Sarkis, Karin S., et al. "Low Fatness, Reduced Fat Intake and Adequate Plasmatic Concentrations of LDL-cholesterol Are Associated With High Bone Mineral Density in Women: a Cross-sectional Study With Control Group." Lipids in Health and Disease, vol. 11, 2012, p. 37.
Sarkis KS, Martini LA, Szejnfeld VL, et al. Low fatness, reduced fat intake and adequate plasmatic concentrations of LDL-cholesterol are associated with high bone mineral density in women: a cross-sectional study with control group. Lipids Health Dis. 2012;11:37.
Sarkis, K. S., Martini, L. A., Szejnfeld, V. L., & Pinheiro, M. M. (2012). Low fatness, reduced fat intake and adequate plasmatic concentrations of LDL-cholesterol are associated with high bone mineral density in women: a cross-sectional study with control group. Lipids in Health and Disease, 11, p. 37. doi:10.1186/1476-511X-11-37.
Sarkis KS, et al. Low Fatness, Reduced Fat Intake and Adequate Plasmatic Concentrations of LDL-cholesterol Are Associated With High Bone Mineral Density in Women: a Cross-sectional Study With Control Group. Lipids Health Dis. 2012 Mar 12;11:37. PubMed PMID: 22409945.
* Article titles in AMA citation format should be in sentence-case

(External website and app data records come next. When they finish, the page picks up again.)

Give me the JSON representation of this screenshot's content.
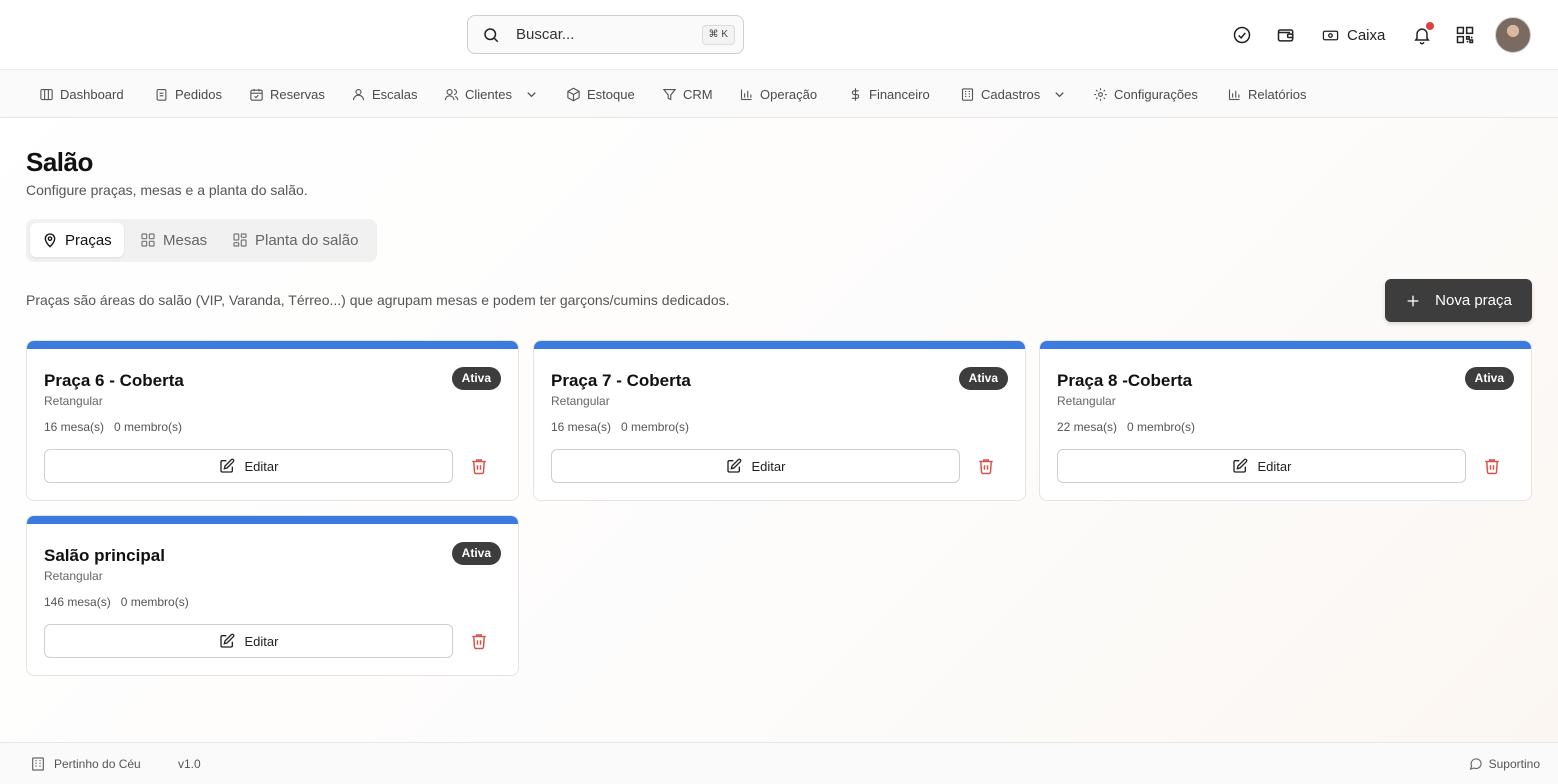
{
  "search": {
    "placeholder": "Buscar...",
    "shortcut": "⌘ K"
  },
  "topbar": {
    "caixa_label": "Caixa",
    "icons": [
      "check-circle-icon",
      "wallet-icon",
      "cash-icon",
      "bell-icon",
      "qr-code-icon"
    ],
    "notification_dot_color": "#e04040"
  },
  "nav": {
    "items": [
      {
        "label": "Dashboard",
        "icon": "dashboard-icon"
      },
      {
        "label": "Pedidos",
        "icon": "clipboard-icon"
      },
      {
        "label": "Reservas",
        "icon": "calendar-check-icon"
      },
      {
        "label": "Escalas",
        "icon": "user-icon"
      },
      {
        "label": "Clientes",
        "icon": "users-icon",
        "has_dropdown": true
      },
      {
        "label": "Estoque",
        "icon": "package-icon"
      },
      {
        "label": "CRM",
        "icon": "funnel-icon"
      },
      {
        "label": "Operação",
        "icon": "bar-chart-icon"
      },
      {
        "label": "Financeiro",
        "icon": "dollar-icon"
      },
      {
        "label": "Cadastros",
        "icon": "building-icon",
        "has_dropdown": true
      },
      {
        "label": "Configurações",
        "icon": "gear-icon"
      },
      {
        "label": "Relatórios",
        "icon": "bar-chart-icon"
      }
    ]
  },
  "page": {
    "title": "Salão",
    "subtitle": "Configure praças, mesas e a planta do salão.",
    "tabs": [
      {
        "label": "Praças",
        "icon": "map-pin-icon",
        "active": true
      },
      {
        "label": "Mesas",
        "icon": "grid-icon",
        "active": false
      },
      {
        "label": "Planta do salão",
        "icon": "grid-icon",
        "active": false
      }
    ],
    "info": "Praças são áreas do salão (VIP, Varanda, Térreo...) que agrupam mesas e podem ter garçons/cumins dedicados.",
    "new_button": "Nova praça"
  },
  "cards": [
    {
      "title": "Praça 6 - Coberta",
      "shape": "Retangular",
      "tables": "16 mesa(s)",
      "members": "0 membro(s)",
      "status": "Ativa",
      "edit": "Editar"
    },
    {
      "title": "Praça 7 - Coberta",
      "shape": "Retangular",
      "tables": "16 mesa(s)",
      "members": "0 membro(s)",
      "status": "Ativa",
      "edit": "Editar"
    },
    {
      "title": "Praça 8 -Coberta",
      "shape": "Retangular",
      "tables": "22 mesa(s)",
      "members": "0 membro(s)",
      "status": "Ativa",
      "edit": "Editar"
    },
    {
      "title": "Salão principal",
      "shape": "Retangular",
      "tables": "146 mesa(s)",
      "members": "0 membro(s)",
      "status": "Ativa",
      "edit": "Editar"
    }
  ],
  "colors": {
    "accent_bar": "#3b7be0",
    "badge_bg": "#3d3d3d",
    "delete": "#d9534f"
  },
  "footer": {
    "restaurant": "Pertinho do Céu",
    "version": "v1.0",
    "support": "Suportino"
  }
}
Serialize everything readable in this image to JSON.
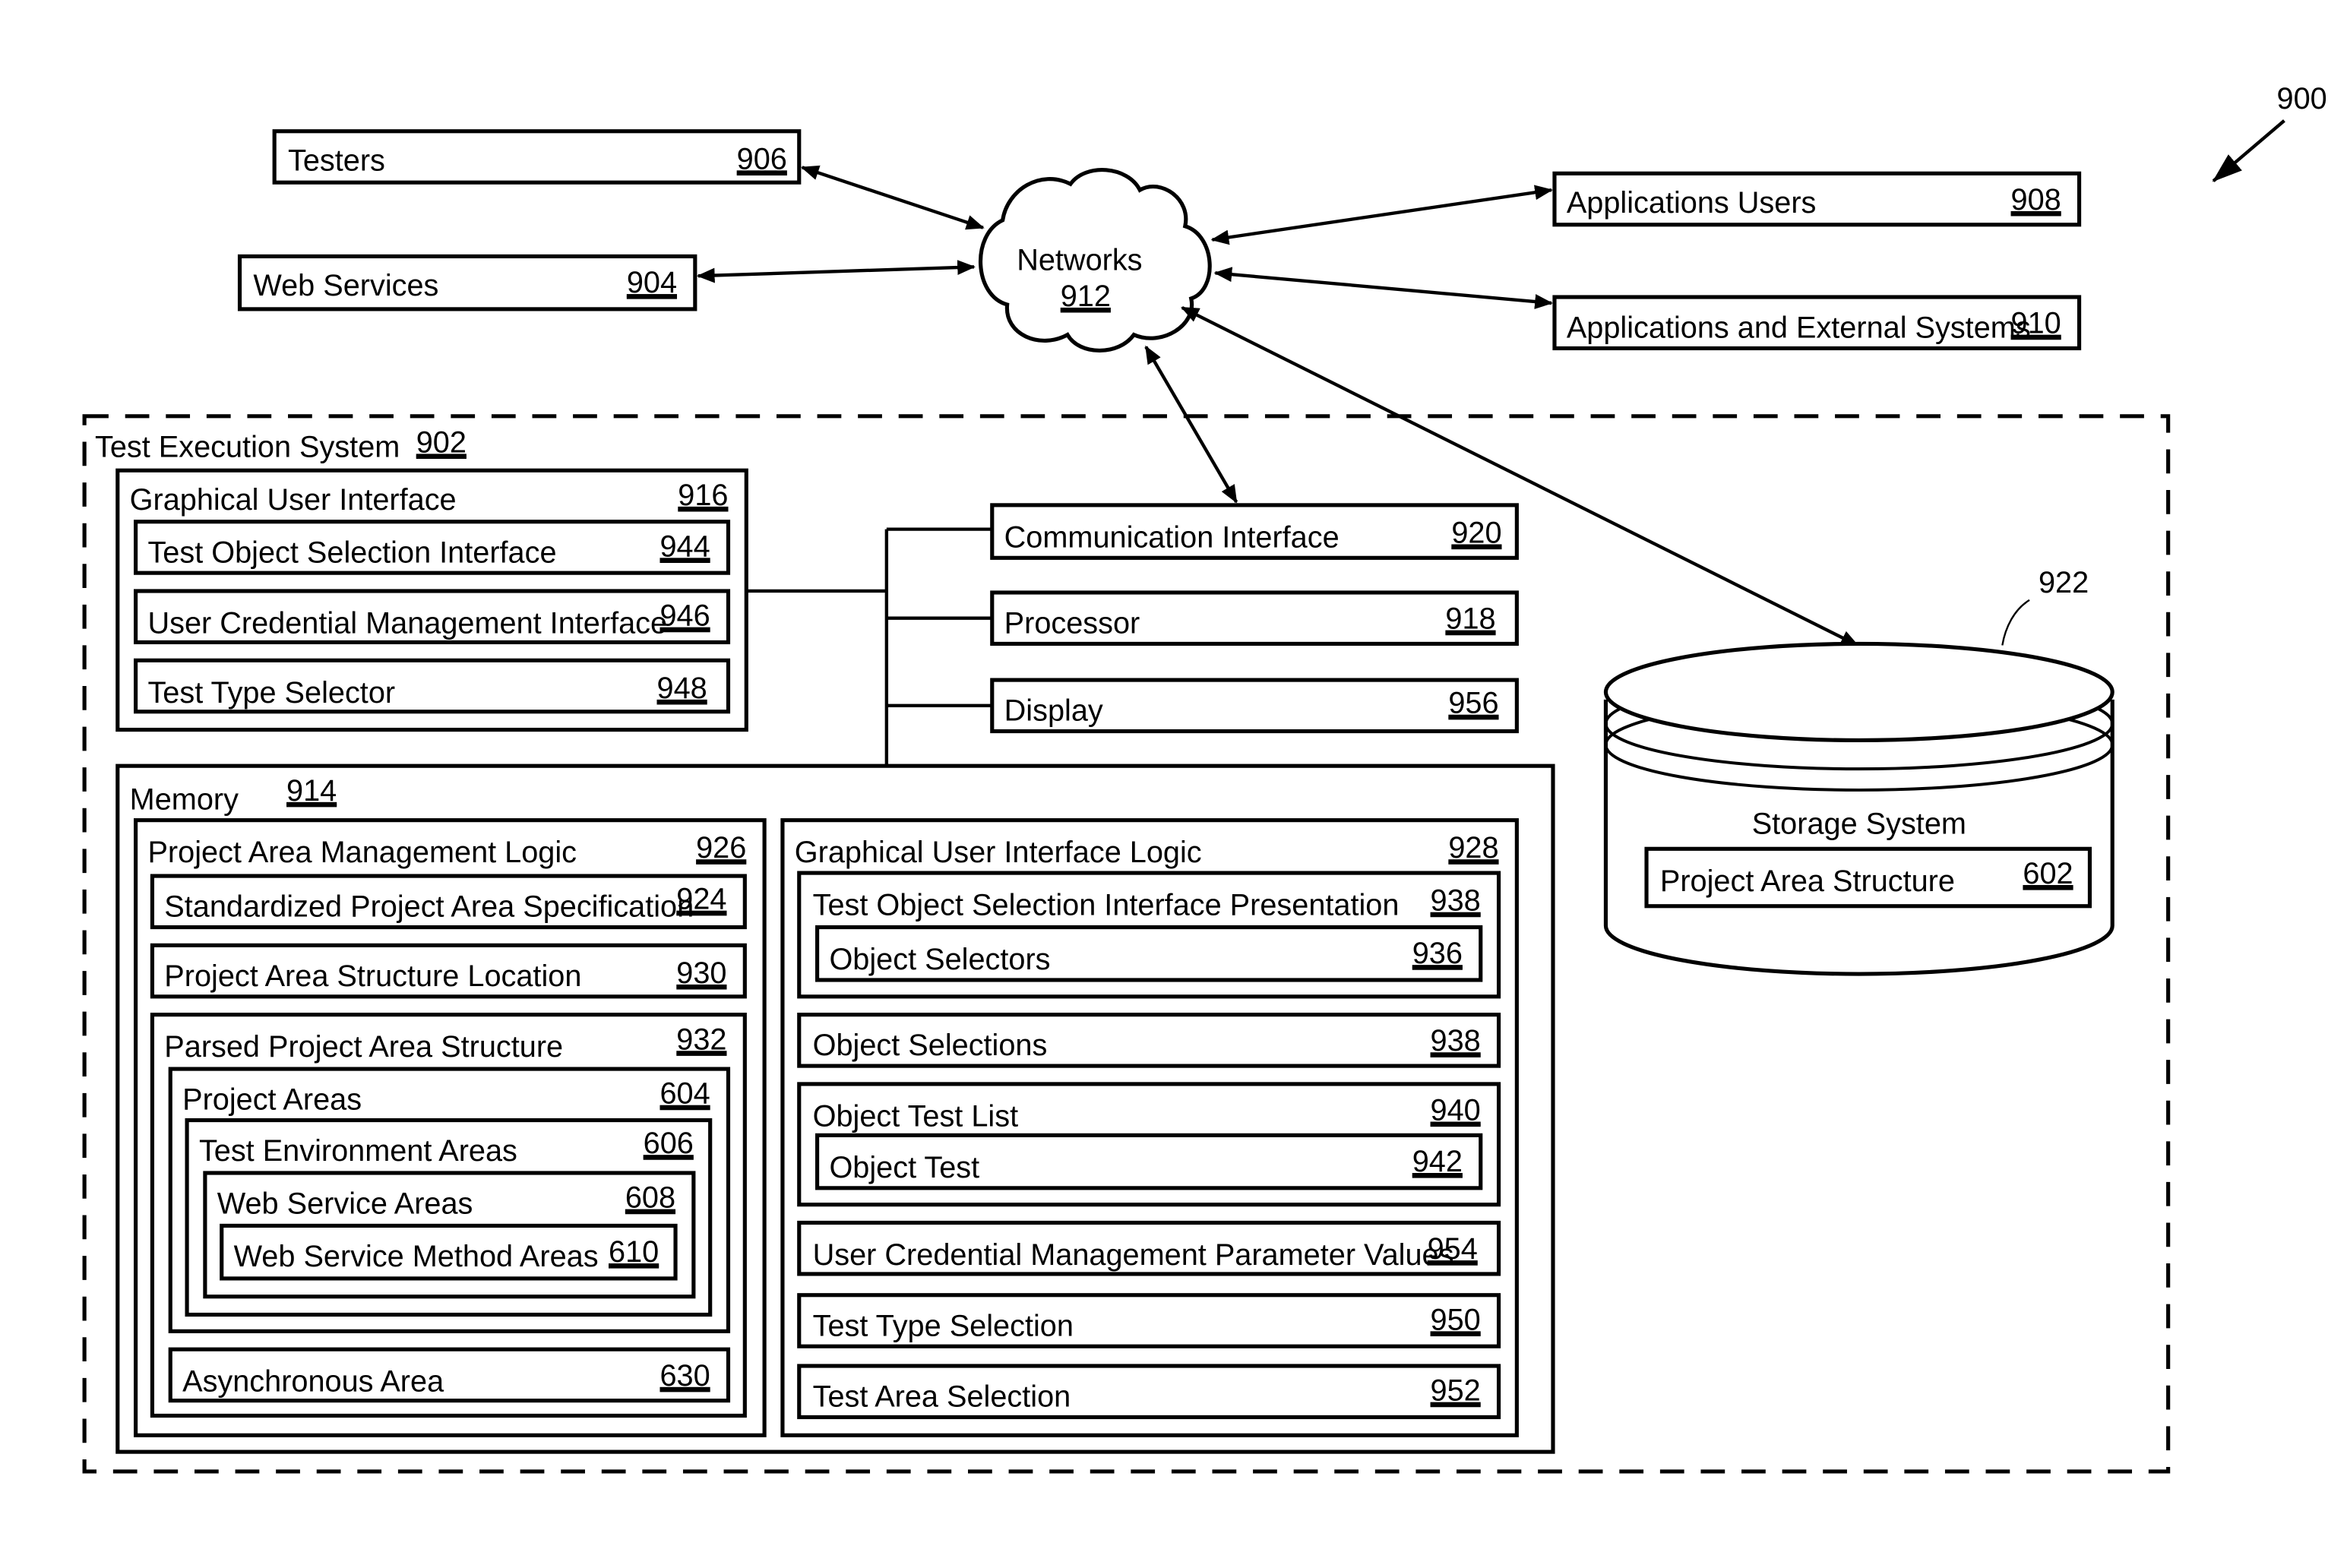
{
  "figure": {
    "reference": "900",
    "storage_reference": "922"
  },
  "external": {
    "testers": {
      "label": "Testers",
      "num": "906"
    },
    "web_services": {
      "label": "Web Services",
      "num": "904"
    },
    "networks": {
      "label": "Networks",
      "num": "912"
    },
    "app_users": {
      "label": "Applications Users",
      "num": "908"
    },
    "app_external": {
      "label": "Applications and External Systems",
      "num": "910"
    }
  },
  "system": {
    "label": "Test Execution System",
    "num": "902",
    "gui": {
      "label": "Graphical User Interface",
      "num": "916",
      "items": [
        {
          "label": "Test Object Selection Interface",
          "num": "944"
        },
        {
          "label": "User Credential Management Interface",
          "num": "946"
        },
        {
          "label": "Test Type Selector",
          "num": "948"
        }
      ]
    },
    "components": [
      {
        "label": "Communication Interface",
        "num": "920"
      },
      {
        "label": "Processor",
        "num": "918"
      },
      {
        "label": "Display",
        "num": "956"
      }
    ],
    "storage": {
      "label": "Storage System",
      "inner": {
        "label": "Project Area Structure",
        "num": "602"
      }
    },
    "memory": {
      "label": "Memory",
      "num": "914",
      "pam": {
        "label": "Project Area Management Logic",
        "num": "926",
        "spec": {
          "label": "Standardized Project Area Specification",
          "num": "924"
        },
        "location": {
          "label": "Project Area Structure Location",
          "num": "930"
        },
        "parsed": {
          "label": "Parsed Project Area Structure",
          "num": "932",
          "project_areas": {
            "label": "Project Areas",
            "num": "604"
          },
          "test_env": {
            "label": "Test Environment Areas",
            "num": "606"
          },
          "ws_areas": {
            "label": "Web Service Areas",
            "num": "608"
          },
          "ws_method": {
            "label": "Web Service Method Areas",
            "num": "610"
          },
          "async": {
            "label": "Asynchronous Area",
            "num": "630"
          }
        }
      },
      "gui_logic": {
        "label": "Graphical User Interface Logic",
        "num": "928",
        "tosip": {
          "label": "Test Object Selection Interface Presentation",
          "num": "938"
        },
        "selectors": {
          "label": "Object Selectors",
          "num": "936"
        },
        "selections": {
          "label": "Object Selections",
          "num": "938"
        },
        "test_list": {
          "label": "Object Test List",
          "num": "940"
        },
        "object_test": {
          "label": "Object Test",
          "num": "942"
        },
        "credential_values": {
          "label": "User Credential Management Parameter Values",
          "num": "954"
        },
        "test_type": {
          "label": "Test Type Selection",
          "num": "950"
        },
        "test_area": {
          "label": "Test Area Selection",
          "num": "952"
        }
      }
    }
  }
}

TY - JOUR T1 - Low fatness, reduced fat intake and adequate plasmatic concentrations of LDL-cholesterol are associated with high bone mineral density in women: a cross-sectional study with control group. AU - Sarkis,Karin S, AU - Martini,Lígia A, AU - Szejnfeld,Vera L, AU - Pinheiro,Marcelo M, Y1 - 2012/03/12/ PY - 2011/12/27/received PY - 2012/03/12/accepted PY - 2012/3/14/entrez PY - 2012/3/14/pubmed PY - 2012/7/18/medline SP - 37 EP - 37 JF - Lipids in health and disease JO - Lipids Health Dis VL - 11 N2 - BACKGROUND: Several parameters are associated with high bone mineral density (BMD), such as overweight, black background, intense physical activity (PA), greater calcium intake and some medications. The objectives are to evaluate the prevalence and the main aspects associated with high BMD in healthy women. METHODS: After reviewing the database of approximately 21,500 BMD scans performed in the metropolitan area of São Paulo, Brazil, from June 2005 to October 2010, high BMD (over 1400 g/cm² at lumbar spine and/or above 1200 g/cm² at femoral neck) was found in 421 exams. Exclusion criteria were age below 30 or above 60 years, black ethnicity, pregnant or obese women, disease and/or medications known to interfere with bone metabolism. A total of 40 women with high BMD were included and matched with 40 healthy women with normal BMD, paired to weight, age, skin color and menopausal status. Medical history, food intake and PA were assessed through validated questionnaires. Body composition was evaluated through a GE-Lunar DPX MD + bone densitometer. Radiography of the thoracic and lumbar spine was carried out to exclude degenerative alterations or fractures. Biochemical parameters included both lipid and hormonal profiles, along with mineral and bone metabolism. Statistical analysis included parametric and nonparametric tests and linear regression models. P < 0.05 was considered significant. RESULTS: The mean age was 50.9 (8.3) years. There was no significant difference between groups in relation to PA, smoking, intake of calcium and vitamin D, as well as laboratory tests, except serum C-telopeptide of type I collagen (s-CTX), which was lower in the high BMD group (p = 0.04). In the final model of multivariate regression, a lower fat intake and body fatness as well a better profile of LDL-cholesterol predicted almost 35% of high BMD in women. (adjusted R2 = 0.347; p < 0.001). In addition, greater amounts of lean mass and higher IGF-1 serum concentrations played a protective role, regardless age and weight. CONCLUSION: Our results demonstrate the potential deleterious effect of lipid metabolism-related components, including fat intake and body fatness and worse lipid profile, on bone mass and metabolism in healthy women. SN - 1476-511X UR - https://www.unboundmedicine.com/medline/citation/22409945/full_citation L2 - https://lipidworld.biomedcentral.com/articles/10.1186/1476-511X-11-37 DB - PRIME DP - Unbound Medicine ER -